Shortly after the unsuccessful Bay of Pigs invasion of Cuba in April, 1961, the FBI began a campaign to infiltrate pro-Castro groups in the United States and publicly discredit their, leaders, by such means as setting them up with prostitutes, newly released FBI documents have revealed.

The anti-Castro campaign was part of the FBI's massive counterintelligence program (Cointelpro) to neutralize and disrupt domestic groups and individuals known to be critical or American policies.

Cintelpro documents realeased yesterday under a Freedom of Informatin Act request show that in June, 1961, FBI Director J. Edgar Hoover approved "establishing counterintelligence programs in Cuban field in an attempt to disillusion current members of such pro-Castro groups as July 26 Movement and Fair Play for Cuba Committee."

The documents do not mention Lee Harvey Oswald, the 1963 assassin of President Kennedy, although he claimed membership inthe Fair Play for Cuba Committee and said he had opened a New Orleans branch. Shortly after the Nov. 22, 1963, assassination, the group disclaimed Oswald as a member. The Warren Commission later concluded that he had sought and been granted membership in May, 1963.

The documents reveal a systematic pattern of disruption similar to Cointelpro operations against such groups as the Socialist Workers Party and the Black Panther Party.

The New York office of the FBI, which originated the program, sought to "create and foster distrust and antagonism among the officers," and also recommended using city and state laws, such as fire, health, travel and tax regulations.

An Aug. 8, 1961, memo from the New York office (NYO) to the FBI director described "confidential sources" setting up "dates" with leaders of the Fair Play for Cuba Committee.

"The NYO will make the necessary arangements with local police," the memo said, "to possibly have (deleted) picked up on local charges in the event he places himself in a compromising position through his association with professional prostitutes."

If that didn't work, the memo said, the bureau would consider giving the prostitutes' names to the local vice squad, along with the instruction to "discreetly indicate that (deleted) was the source of the information regarding the arrest . . .

"In either event," the memo concluded, "the NYO is of the opinion that valuable ramifications might result to the benefit of this bureau among the officials of the Fair Play for Cuba Committee through the embarrassment brought upon (deleted)."

To "compromise" the leadership of the July 26 Movement, the bureau wrote a phony letter to he Movimiento Revolucionario in Havana, accusing a key leader in the New York group of embezzling movement funds. The letter suggested a "total reorganization" of the executive board, because all the members had learned of the "theft" and had lost their faith in the current board.

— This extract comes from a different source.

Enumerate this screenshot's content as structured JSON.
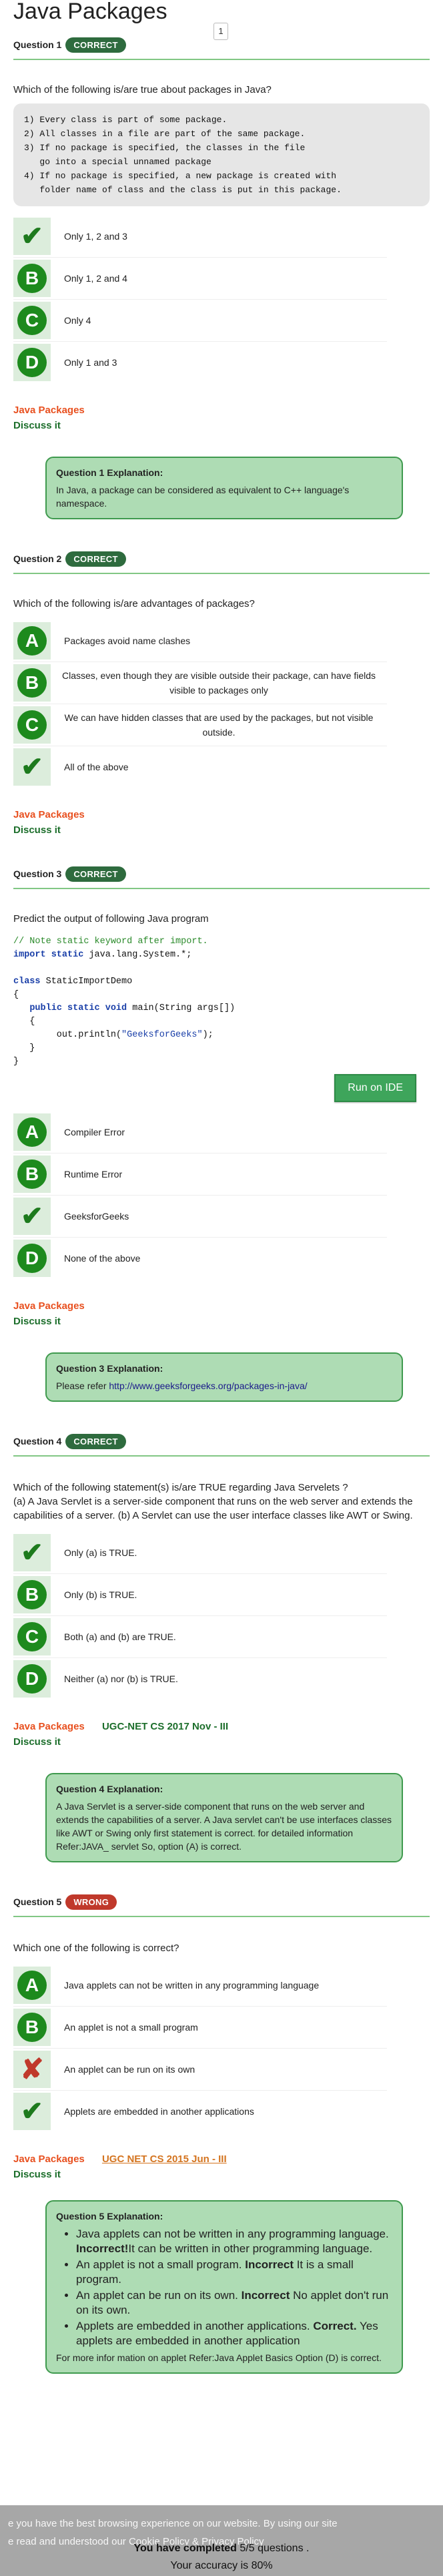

"(Deleted) is nothing more than a counterrevolutionary worm," a draft of the phony letter said, "and his attitude has destroyed the foundations of the Movement, but there is still time to try him and let him serve as a severe example to those who make trouble for the Revolution."

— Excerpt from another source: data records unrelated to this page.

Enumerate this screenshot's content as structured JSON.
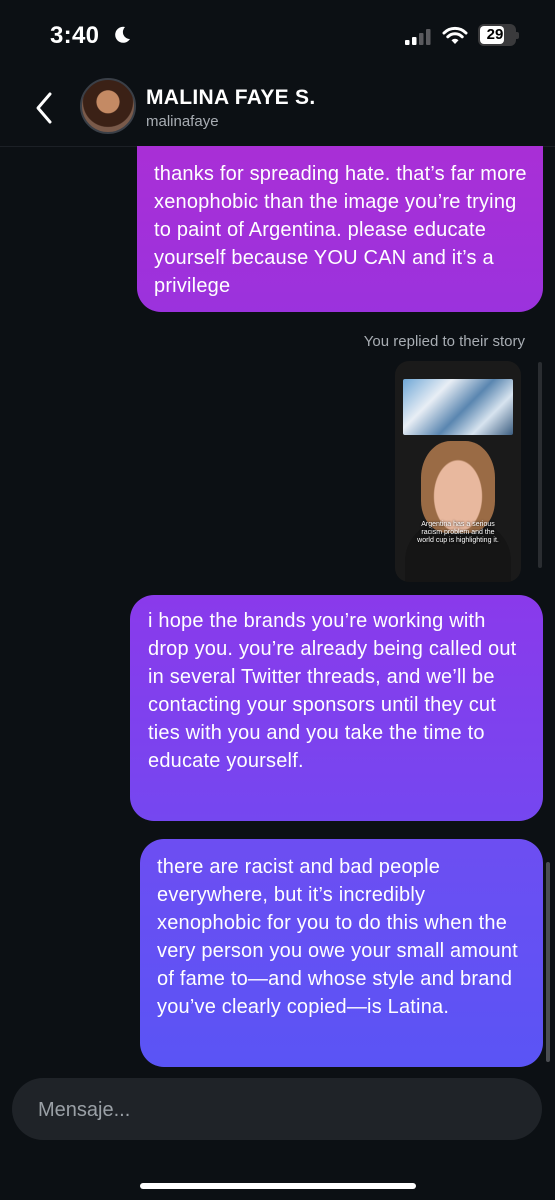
{
  "status": {
    "time": "3:40",
    "battery": "29"
  },
  "header": {
    "name": "MALINA FAYE S.",
    "handle": "malinafaye"
  },
  "messages": [
    {
      "text": "thanks for spreading hate. that’s far more xenophobic than the image you’re trying to paint of Argentina. please educate yourself because YOU CAN and it’s a privilege"
    },
    {
      "text": "i hope the brands you’re working with drop you. you’re already being called out in several Twitter threads, and we’ll be contacting your sponsors until they cut ties with you and you take the time to educate yourself."
    },
    {
      "text": "there are racist and bad people everywhere, but it’s incredibly xenophobic for you to do this when the very person you owe your small amount of fame to—and whose style and brand you’ve clearly copied—is Latina."
    }
  ],
  "story_reply": {
    "note": "You replied to their story",
    "caption": "Argentina has a serious racism problem and the world cup is highlighting it."
  },
  "composer": {
    "placeholder": "Mensaje..."
  },
  "colors": {
    "background": "#0c1014",
    "bubble_1": "#a92fd6",
    "bubble_2": "#8a3aeb",
    "bubble_3": "#5a54f5"
  }
}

The Philadelphia office of the bureau got word through informants that the July 26 Movement leaders distrusted each other, a turn of events too good to pass up. It responded with another phony letter, written in Spanish and mailed from a Latin section of New zYork.

The letter, signed "Two loyal Fidelistas," accused several leaders of being paid FBI informants, and said one had been "on the imperialist payroll" for several months. The letter said one leader, whose name was deleted from the FBI draft, "is paid in 5 and 10 dollar bills and meets the FBI at a subway station."

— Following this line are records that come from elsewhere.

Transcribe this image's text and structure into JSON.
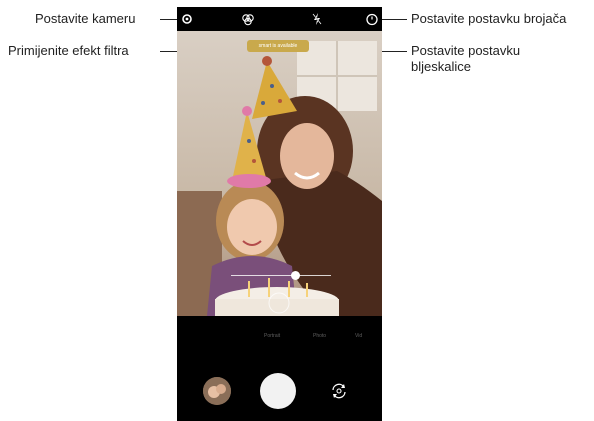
{
  "callouts": {
    "settings": "Postavite kameru",
    "filter": "Primijenite efekt filtra",
    "timer": "Postavite postavku brojača",
    "flash_line1": "Postavite postavku",
    "flash_line2": "bljeskalice"
  },
  "camera": {
    "hint_text": "smart is available",
    "zoom_level": 0.64,
    "modes": [
      "Portrait",
      "Photo",
      "Vid"
    ],
    "icons": {
      "settings": "gear-icon",
      "filter": "filter-icon",
      "flash": "flash-off-icon",
      "timer": "timer-icon",
      "gallery": "gallery-thumbnail",
      "shutter": "shutter-button",
      "switch": "switch-camera-icon"
    }
  }
}
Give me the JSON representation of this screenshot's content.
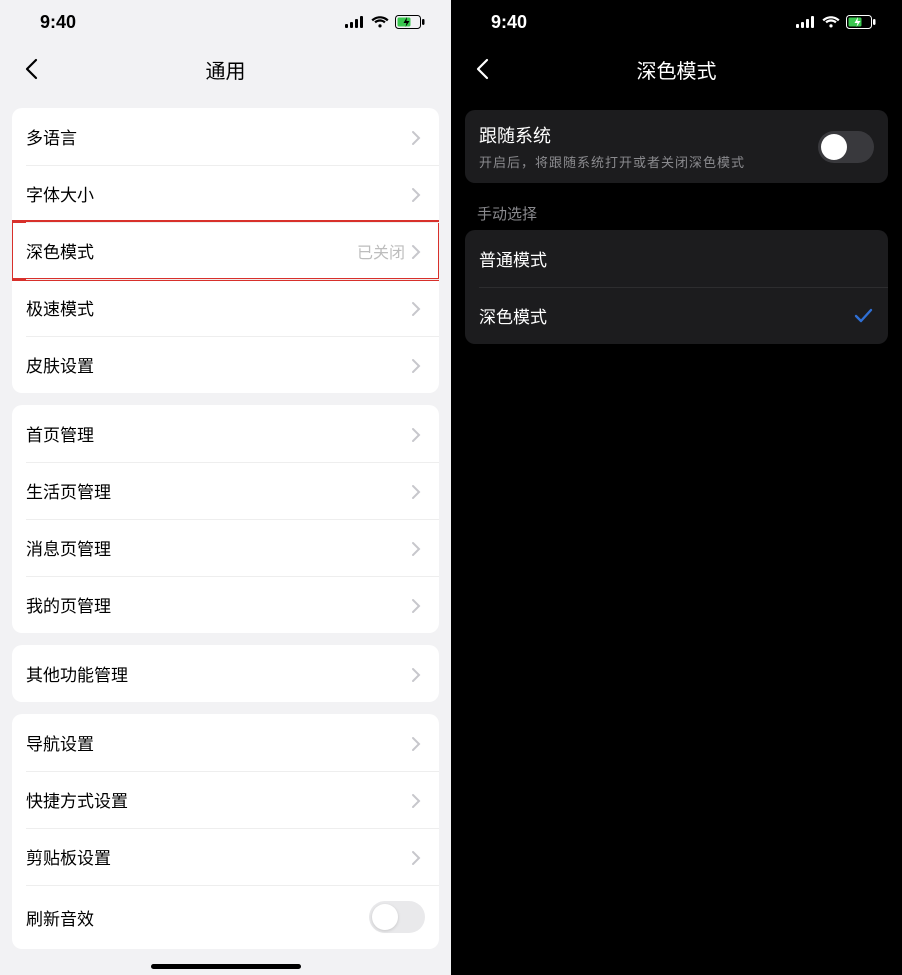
{
  "left": {
    "status": {
      "time": "9:40"
    },
    "nav": {
      "title": "通用"
    },
    "groups": [
      {
        "rows": [
          {
            "label": "多语言",
            "highlight": false
          },
          {
            "label": "字体大小",
            "highlight": false
          },
          {
            "label": "深色模式",
            "value": "已关闭",
            "highlight": true
          },
          {
            "label": "极速模式",
            "highlight": false
          },
          {
            "label": "皮肤设置",
            "highlight": false
          }
        ]
      },
      {
        "rows": [
          {
            "label": "首页管理"
          },
          {
            "label": "生活页管理"
          },
          {
            "label": "消息页管理"
          },
          {
            "label": "我的页管理"
          }
        ]
      },
      {
        "rows": [
          {
            "label": "其他功能管理"
          }
        ]
      },
      {
        "rows": [
          {
            "label": "导航设置"
          },
          {
            "label": "快捷方式设置"
          },
          {
            "label": "剪贴板设置"
          },
          {
            "label": "刷新音效",
            "toggle": true
          }
        ]
      }
    ]
  },
  "right": {
    "status": {
      "time": "9:40"
    },
    "nav": {
      "title": "深色模式"
    },
    "follow": {
      "title": "跟随系统",
      "subtitle": "开启后，将跟随系统打开或者关闭深色模式"
    },
    "section_header": "手动选择",
    "options": [
      {
        "label": "普通模式",
        "selected": false
      },
      {
        "label": "深色模式",
        "selected": true
      }
    ]
  }
}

An October 31, 1961, memo from the director to various field offices noted that movement leaders fled to Canada rather than surrender FBI-subpoenaed documents. To fill the leadership vacuum, the memo said, "every opportunity must be taken to place aggressive, knowledgeable informants in important positions within the movement. Confidential informants should . . . interjected themselves as candidates for positions within the local and national administration of the movement."

The Cuban phase of Cointelpro lasted at least until October, 1970, the last dated entry in the Cuban file. This entry was a phony letter to a Tampa newspaper alleging that a "pro-Castr" leader, active in Florida, was a dupe of the Communists.